Input:

-- -- --

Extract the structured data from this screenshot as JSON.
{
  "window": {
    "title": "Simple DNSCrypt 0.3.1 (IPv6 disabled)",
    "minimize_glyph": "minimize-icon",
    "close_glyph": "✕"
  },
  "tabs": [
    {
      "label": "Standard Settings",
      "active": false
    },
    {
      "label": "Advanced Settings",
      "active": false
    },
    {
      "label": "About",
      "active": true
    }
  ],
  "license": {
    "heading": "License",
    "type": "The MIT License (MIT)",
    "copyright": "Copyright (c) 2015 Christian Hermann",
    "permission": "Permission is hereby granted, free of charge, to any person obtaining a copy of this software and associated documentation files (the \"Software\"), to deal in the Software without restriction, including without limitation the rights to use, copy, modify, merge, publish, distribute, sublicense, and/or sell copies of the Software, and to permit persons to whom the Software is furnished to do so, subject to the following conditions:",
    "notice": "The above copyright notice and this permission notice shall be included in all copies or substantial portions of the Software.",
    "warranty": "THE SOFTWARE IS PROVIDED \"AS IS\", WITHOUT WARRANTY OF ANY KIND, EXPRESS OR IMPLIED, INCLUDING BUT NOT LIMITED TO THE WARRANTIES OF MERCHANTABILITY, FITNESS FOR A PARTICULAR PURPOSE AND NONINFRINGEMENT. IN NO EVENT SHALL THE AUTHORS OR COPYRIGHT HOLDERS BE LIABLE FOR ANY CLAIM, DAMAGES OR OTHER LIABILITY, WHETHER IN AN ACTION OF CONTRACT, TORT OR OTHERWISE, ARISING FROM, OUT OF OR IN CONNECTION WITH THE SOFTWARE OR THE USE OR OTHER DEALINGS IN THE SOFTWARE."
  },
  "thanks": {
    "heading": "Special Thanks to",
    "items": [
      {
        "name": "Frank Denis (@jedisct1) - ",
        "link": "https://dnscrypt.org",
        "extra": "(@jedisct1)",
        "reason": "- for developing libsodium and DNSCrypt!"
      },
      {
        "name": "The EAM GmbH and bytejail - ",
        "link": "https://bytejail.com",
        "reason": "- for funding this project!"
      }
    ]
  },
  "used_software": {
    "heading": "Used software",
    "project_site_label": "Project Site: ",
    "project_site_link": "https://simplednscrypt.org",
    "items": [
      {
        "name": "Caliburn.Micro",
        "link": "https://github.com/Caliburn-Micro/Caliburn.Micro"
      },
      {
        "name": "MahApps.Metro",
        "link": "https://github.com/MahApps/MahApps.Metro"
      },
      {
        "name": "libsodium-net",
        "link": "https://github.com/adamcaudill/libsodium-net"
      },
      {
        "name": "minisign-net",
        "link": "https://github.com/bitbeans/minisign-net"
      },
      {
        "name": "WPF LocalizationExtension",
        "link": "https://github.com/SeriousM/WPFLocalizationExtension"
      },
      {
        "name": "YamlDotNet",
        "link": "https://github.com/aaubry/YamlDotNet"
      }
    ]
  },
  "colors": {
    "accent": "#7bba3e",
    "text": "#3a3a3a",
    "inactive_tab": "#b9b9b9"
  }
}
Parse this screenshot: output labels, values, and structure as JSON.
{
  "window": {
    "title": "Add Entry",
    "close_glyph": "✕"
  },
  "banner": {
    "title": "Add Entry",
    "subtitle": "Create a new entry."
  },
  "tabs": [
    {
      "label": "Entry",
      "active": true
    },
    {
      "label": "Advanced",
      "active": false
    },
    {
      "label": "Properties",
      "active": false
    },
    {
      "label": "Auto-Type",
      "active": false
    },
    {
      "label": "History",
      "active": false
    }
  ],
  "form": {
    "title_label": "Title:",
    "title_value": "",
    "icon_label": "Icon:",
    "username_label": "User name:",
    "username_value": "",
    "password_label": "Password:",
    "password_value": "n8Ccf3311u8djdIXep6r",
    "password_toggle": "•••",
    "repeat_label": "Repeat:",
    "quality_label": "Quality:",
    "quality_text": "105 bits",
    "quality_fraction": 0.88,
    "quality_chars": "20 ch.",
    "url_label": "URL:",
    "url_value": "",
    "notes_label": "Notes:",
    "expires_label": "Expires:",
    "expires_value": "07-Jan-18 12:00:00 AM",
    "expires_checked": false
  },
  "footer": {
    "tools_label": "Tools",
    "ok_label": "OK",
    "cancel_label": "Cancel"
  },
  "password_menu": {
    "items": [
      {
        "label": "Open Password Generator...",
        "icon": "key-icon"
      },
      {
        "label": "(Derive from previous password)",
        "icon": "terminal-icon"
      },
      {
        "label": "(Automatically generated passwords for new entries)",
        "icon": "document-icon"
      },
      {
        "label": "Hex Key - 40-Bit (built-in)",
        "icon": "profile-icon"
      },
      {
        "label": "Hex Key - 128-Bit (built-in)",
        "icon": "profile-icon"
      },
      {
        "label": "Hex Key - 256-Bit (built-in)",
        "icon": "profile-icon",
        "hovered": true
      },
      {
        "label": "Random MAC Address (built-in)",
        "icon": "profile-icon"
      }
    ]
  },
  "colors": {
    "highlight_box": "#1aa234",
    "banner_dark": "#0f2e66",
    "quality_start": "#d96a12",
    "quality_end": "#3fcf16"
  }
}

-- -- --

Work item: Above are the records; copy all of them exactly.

Solved exercise:
Extract the structured data from this screenshot as JSON.
{
  "window": {
    "title": "Simple DNSCrypt 0.3.1 (IPv6 disabled)",
    "minimize_glyph": "minimize-icon",
    "close_glyph": "✕"
  },
  "tabs": [
    {
      "label": "Standard Settings",
      "active": false
    },
    {
      "label": "Advanced Settings",
      "active": false
    },
    {
      "label": "About",
      "active": true
    }
  ],
  "license": {
    "heading": "License",
    "type": "The MIT License (MIT)",
    "copyright": "Copyright (c) 2015 Christian Hermann",
    "permission": "Permission is hereby granted, free of charge, to any person obtaining a copy of this software and associated documentation files (the \"Software\"), to deal in the Software without restriction, including without limitation the rights to use, copy, modify, merge, publish, distribute, sublicense, and/or sell copies of the Software, and to permit persons to whom the Software is furnished to do so, subject to the following conditions:",
    "notice": "The above copyright notice and this permission notice shall be included in all copies or substantial portions of the Software.",
    "warranty": "THE SOFTWARE IS PROVIDED \"AS IS\", WITHOUT WARRANTY OF ANY KIND, EXPRESS OR IMPLIED, INCLUDING BUT NOT LIMITED TO THE WARRANTIES OF MERCHANTABILITY, FITNESS FOR A PARTICULAR PURPOSE AND NONINFRINGEMENT. IN NO EVENT SHALL THE AUTHORS OR COPYRIGHT HOLDERS BE LIABLE FOR ANY CLAIM, DAMAGES OR OTHER LIABILITY, WHETHER IN AN ACTION OF CONTRACT, TORT OR OTHERWISE, ARISING FROM, OUT OF OR IN CONNECTION WITH THE SOFTWARE OR THE USE OR OTHER DEALINGS IN THE SOFTWARE."
  },
  "thanks": {
    "heading": "Special Thanks to",
    "items": [
      {
        "name": "Frank Denis (@jedisct1) - ",
        "link": "https://dnscrypt.org",
        "extra": "(@jedisct1)",
        "reason": "- for developing libsodium and DNSCrypt!"
      },
      {
        "name": "The EAM GmbH and bytejail - ",
        "link": "https://bytejail.com",
        "reason": "- for funding this project!"
      }
    ]
  },
  "used_software": {
    "heading": "Used software",
    "project_site_label": "Project Site: ",
    "project_site_link": "https://simplednscrypt.org",
    "items": [
      {
        "name": "Caliburn.Micro",
        "link": "https://github.com/Caliburn-Micro/Caliburn.Micro"
      },
      {
        "name": "MahApps.Metro",
        "link": "https://github.com/MahApps/MahApps.Metro"
      },
      {
        "name": "libsodium-net",
        "link": "https://github.com/adamcaudill/libsodium-net"
      },
      {
        "name": "minisign-net",
        "link": "https://github.com/bitbeans/minisign-net"
      },
      {
        "name": "WPF LocalizationExtension",
        "link": "https://github.com/SeriousM/WPFLocalizationExtension"
      },
      {
        "name": "YamlDotNet",
        "link": "https://github.com/aaubry/YamlDotNet"
      }
    ]
  },
  "colors": {
    "accent": "#7bba3e",
    "text": "#3a3a3a",
    "inactive_tab": "#b9b9b9"
  }
}
Parse this screenshot: output labels, values, and structure as JSON.
{
  "window": {
    "title": "Add Entry",
    "close_glyph": "✕"
  },
  "banner": {
    "title": "Add Entry",
    "subtitle": "Create a new entry."
  },
  "tabs": [
    {
      "label": "Entry",
      "active": true
    },
    {
      "label": "Advanced",
      "active": false
    },
    {
      "label": "Properties",
      "active": false
    },
    {
      "label": "Auto-Type",
      "active": false
    },
    {
      "label": "History",
      "active": false
    }
  ],
  "form": {
    "title_label": "Title:",
    "title_value": "",
    "icon_label": "Icon:",
    "username_label": "User name:",
    "username_value": "",
    "password_label": "Password:",
    "password_value": "n8Ccf3311u8djdIXep6r",
    "password_toggle": "•••",
    "repeat_label": "Repeat:",
    "quality_label": "Quality:",
    "quality_text": "105 bits",
    "quality_fraction": 0.88,
    "quality_chars": "20 ch.",
    "url_label": "URL:",
    "url_value": "",
    "notes_label": "Notes:",
    "expires_label": "Expires:",
    "expires_value": "07-Jan-18 12:00:00 AM",
    "expires_checked": false
  },
  "footer": {
    "tools_label": "Tools",
    "ok_label": "OK",
    "cancel_label": "Cancel"
  },
  "password_menu": {
    "items": [
      {
        "label": "Open Password Generator...",
        "icon": "key-icon"
      },
      {
        "label": "(Derive from previous password)",
        "icon": "terminal-icon"
      },
      {
        "label": "(Automatically generated passwords for new entries)",
        "icon": "document-icon"
      },
      {
        "label": "Hex Key - 40-Bit (built-in)",
        "icon": "profile-icon"
      },
      {
        "label": "Hex Key - 128-Bit (built-in)",
        "icon": "profile-icon"
      },
      {
        "label": "Hex Key - 256-Bit (built-in)",
        "icon": "profile-icon",
        "hovered": true
      },
      {
        "label": "Random MAC Address (built-in)",
        "icon": "profile-icon"
      }
    ]
  },
  "colors": {
    "highlight_box": "#1aa234",
    "banner_dark": "#0f2e66",
    "quality_start": "#d96a12",
    "quality_end": "#3fcf16"
  }
}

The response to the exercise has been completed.